Dataset rows describing interfaces:
-- Opening Marker --
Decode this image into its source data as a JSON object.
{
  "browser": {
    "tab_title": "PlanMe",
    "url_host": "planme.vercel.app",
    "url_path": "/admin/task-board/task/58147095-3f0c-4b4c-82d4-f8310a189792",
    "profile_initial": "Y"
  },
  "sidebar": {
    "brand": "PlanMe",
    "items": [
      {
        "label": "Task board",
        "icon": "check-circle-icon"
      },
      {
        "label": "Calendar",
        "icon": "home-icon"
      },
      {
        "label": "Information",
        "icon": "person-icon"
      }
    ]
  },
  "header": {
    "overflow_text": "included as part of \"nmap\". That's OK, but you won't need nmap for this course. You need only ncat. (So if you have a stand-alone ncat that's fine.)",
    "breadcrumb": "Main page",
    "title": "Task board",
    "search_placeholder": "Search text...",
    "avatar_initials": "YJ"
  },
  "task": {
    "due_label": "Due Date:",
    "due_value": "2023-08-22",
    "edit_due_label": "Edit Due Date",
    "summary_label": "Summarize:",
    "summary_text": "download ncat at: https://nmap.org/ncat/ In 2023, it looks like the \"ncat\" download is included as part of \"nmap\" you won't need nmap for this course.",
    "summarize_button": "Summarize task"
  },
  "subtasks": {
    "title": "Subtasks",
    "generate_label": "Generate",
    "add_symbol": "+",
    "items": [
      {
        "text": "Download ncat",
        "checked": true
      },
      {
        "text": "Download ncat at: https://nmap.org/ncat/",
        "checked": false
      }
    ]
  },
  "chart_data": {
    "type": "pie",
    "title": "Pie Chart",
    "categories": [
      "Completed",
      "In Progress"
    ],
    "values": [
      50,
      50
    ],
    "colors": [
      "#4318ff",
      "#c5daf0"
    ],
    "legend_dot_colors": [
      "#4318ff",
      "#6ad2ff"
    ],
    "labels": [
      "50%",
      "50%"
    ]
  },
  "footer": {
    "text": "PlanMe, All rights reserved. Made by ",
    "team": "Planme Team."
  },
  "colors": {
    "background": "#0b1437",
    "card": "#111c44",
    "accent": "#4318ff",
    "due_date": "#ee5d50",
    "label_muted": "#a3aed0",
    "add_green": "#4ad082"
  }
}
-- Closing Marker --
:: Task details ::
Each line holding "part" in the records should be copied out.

:: Response area ::
    "overflow_text": "included as part of \"nmap\". That's OK, but you won't need nmap for this course. You need only ncat. (So if you have a stand-alone ncat that's fine.)",
    "summary_text": "download ncat at: https://nmap.org/ncat/ In 2023, it looks like the \"ncat\" download is included as part of \"nmap\" you won't need nmap for this course.",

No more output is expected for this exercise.